About eight years ago, we went to the ASPCA in NYC to adopt a dog. While completing the adoption papers, a lady walked in with a scruffy matted little dog named Barkley. She said she had adopted him a few weeks before and was returning him because of his aggressive behavior. I went to pet him while she was at the counter and she warned me that he would bite.
He licked my hand instead and at that moment I wanted to bring him home. Surprisingly the staff at the ASPCA took Barkley in and said he was most likely not going to be adoptable as this was the second time he had been adopted and returned for being aggressive. For three weeks we fought with the ASPCA to give Barkley one more chance, and finally after signing a waiver that he would never be allowed outdoors without a muzzle, he was released to us muzzled like the character in Hannibal.
In researching his past, we learned that Barkley was part of the largest single rescue operation undertaken by the NY ASPCA. 50 wire fox terriers were taken from a breeder in the Bronx. The breeder "Wolfman" kept three dogs living in single carrying crates. Several dead dogs were found along with electric cattle prods. It was a three story house and the second floor had collapsed onto the first from the weight of animal excrement.
Officials had to wear gas masks to enter and remove the dogs from the property. There was a lot of media surrounding the rescue and an episode on Animal Precinct was dedicated solely to this rescue. Multiple cruelty charges were filed against Wolfman and the house was demolished afterwards. Though most of the dogs rescued were puppies, several were older dogs like Barkley that were used as breeding stock.
Upon arriving in his new home with us, we could tell Barkley was severely effected by the six years of confinement, deprivation, cruelty and abandonment that were all part of his past. He would sit in a corner and would always face the wall away from us. We gave him all the time he needed and took a bite here and there. I made it a goal to make his tail wag, and one day after several months it finally did. He had finally accepted us and his new home. A relationship of trust had begun.
Over the years we have seen Barkley grow and mature into his own unique personality. He was a great doggie and we loved him very much.
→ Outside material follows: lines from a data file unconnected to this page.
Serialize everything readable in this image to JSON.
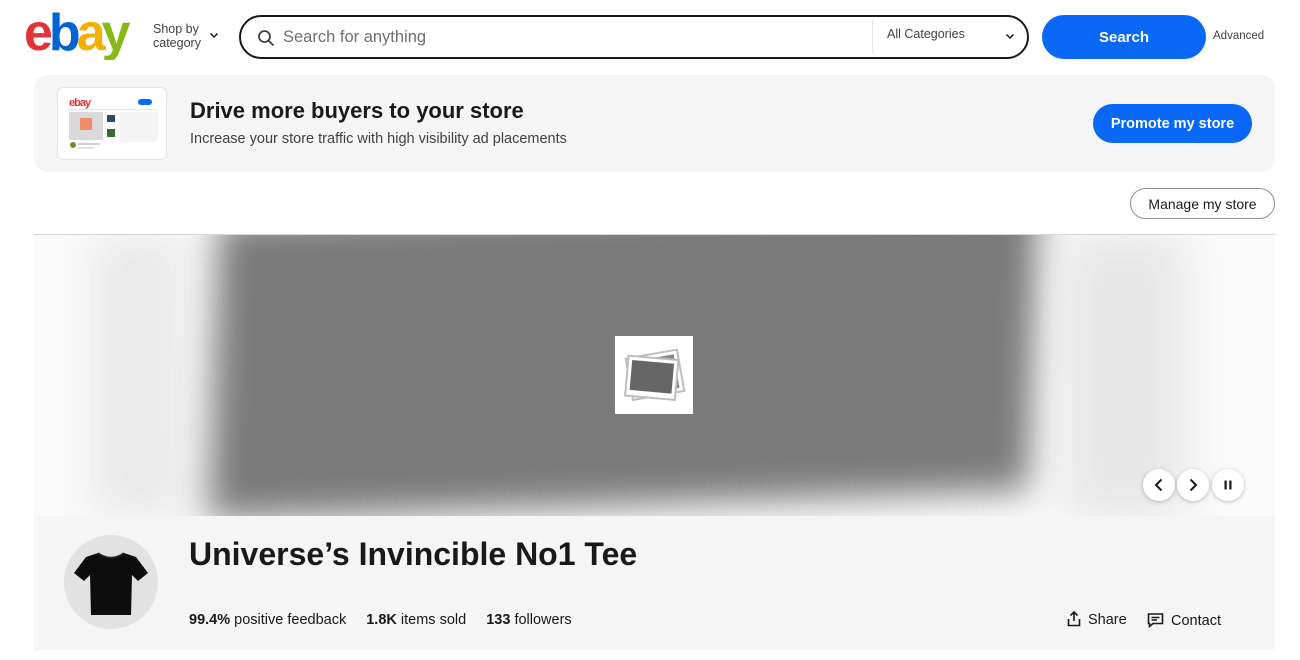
{
  "header": {
    "logo": "ebay",
    "shop_by_category": "Shop by category",
    "search_placeholder": "Search for anything",
    "category_selected": "All Categories",
    "search_button": "Search",
    "advanced_link": "Advanced"
  },
  "promo": {
    "thumb_logo": "ebay",
    "title": "Drive more buyers to your store",
    "subtitle": "Increase your store traffic with high visibility ad placements",
    "button": "Promote my store"
  },
  "manage_store_button": "Manage my store",
  "hero": {
    "placeholder_icon": "image-placeholder-icon",
    "controls": [
      "chevron-left-icon",
      "chevron-right-icon",
      "pause-icon"
    ]
  },
  "store": {
    "name": "Universe’s Invincible No1 Tee",
    "feedback_value": "99.4%",
    "feedback_label": "positive feedback",
    "sold_value": "1.8K",
    "sold_label": "items sold",
    "followers_value": "133",
    "followers_label": "followers",
    "share_label": "Share",
    "contact_label": "Contact"
  },
  "colors": {
    "primary_blue": "#0968f6",
    "logo_red": "#e53238",
    "logo_blue": "#0064d2",
    "logo_yellow": "#f5af02",
    "logo_green": "#86b817"
  }
}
At the age of 14, Barkley passed away in my arms and on our bed where he spent most of his later years absorbing the sun.
Barkley taught us about forgiveness, acceptance, love, and letting go.